##### Listed entries #####

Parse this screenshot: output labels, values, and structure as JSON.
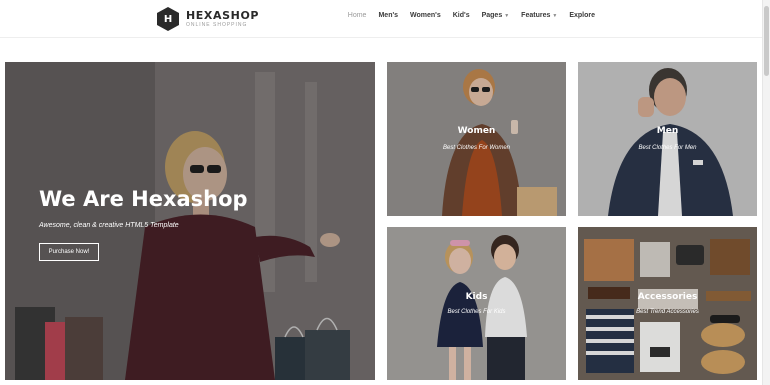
{
  "header": {
    "logo": {
      "letter": "H",
      "brand": "HEXASHOP",
      "tagline": "ONLINE SHOPPING"
    },
    "nav": [
      {
        "label": "Home",
        "active": true,
        "dropdown": false
      },
      {
        "label": "Men's",
        "active": false,
        "dropdown": false
      },
      {
        "label": "Women's",
        "active": false,
        "dropdown": false
      },
      {
        "label": "Kid's",
        "active": false,
        "dropdown": false
      },
      {
        "label": "Pages",
        "active": false,
        "dropdown": true
      },
      {
        "label": "Features",
        "active": false,
        "dropdown": true
      },
      {
        "label": "Explore",
        "active": false,
        "dropdown": false
      }
    ]
  },
  "hero": {
    "title": "We Are Hexashop",
    "subtitle": "Awesome, clean & creative HTML5 Template",
    "button_label": "Purchase Now!"
  },
  "categories": [
    {
      "title": "Women",
      "subtitle": "Best Clothes For Women"
    },
    {
      "title": "Men",
      "subtitle": "Best Clothes For Men"
    },
    {
      "title": "Kids",
      "subtitle": "Best Clothes For Kids"
    },
    {
      "title": "Accessories",
      "subtitle": "Best Trend Accessories"
    }
  ],
  "colors": {
    "logo_bg": "#2a2a2a",
    "text_dark": "#3a3a3a",
    "active_nav": "#9a9a9a"
  },
  "icons": {
    "logo": "hexagon-logo-icon",
    "dropdown": "chevron-down-icon"
  }
}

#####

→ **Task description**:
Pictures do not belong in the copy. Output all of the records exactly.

→ **Task solution**:
Parse this screenshot: output labels, values, and structure as JSON.
{
  "header": {
    "logo": {
      "letter": "H",
      "brand": "HEXASHOP",
      "tagline": "ONLINE SHOPPING"
    },
    "nav": [
      {
        "label": "Home",
        "active": true,
        "dropdown": false
      },
      {
        "label": "Men's",
        "active": false,
        "dropdown": false
      },
      {
        "label": "Women's",
        "active": false,
        "dropdown": false
      },
      {
        "label": "Kid's",
        "active": false,
        "dropdown": false
      },
      {
        "label": "Pages",
        "active": false,
        "dropdown": true
      },
      {
        "label": "Features",
        "active": false,
        "dropdown": true
      },
      {
        "label": "Explore",
        "active": false,
        "dropdown": false
      }
    ]
  },
  "hero": {
    "title": "We Are Hexashop",
    "subtitle": "Awesome, clean & creative HTML5 Template",
    "button_label": "Purchase Now!"
  },
  "categories": [
    {
      "title": "Women",
      "subtitle": "Best Clothes For Women"
    },
    {
      "title": "Men",
      "subtitle": "Best Clothes For Men"
    },
    {
      "title": "Kids",
      "subtitle": "Best Clothes For Kids"
    },
    {
      "title": "Accessories",
      "subtitle": "Best Trend Accessories"
    }
  ],
  "colors": {
    "logo_bg": "#2a2a2a",
    "text_dark": "#3a3a3a",
    "active_nav": "#9a9a9a"
  },
  "icons": {
    "logo": "hexagon-logo-icon",
    "dropdown": "chevron-down-icon"
  }
}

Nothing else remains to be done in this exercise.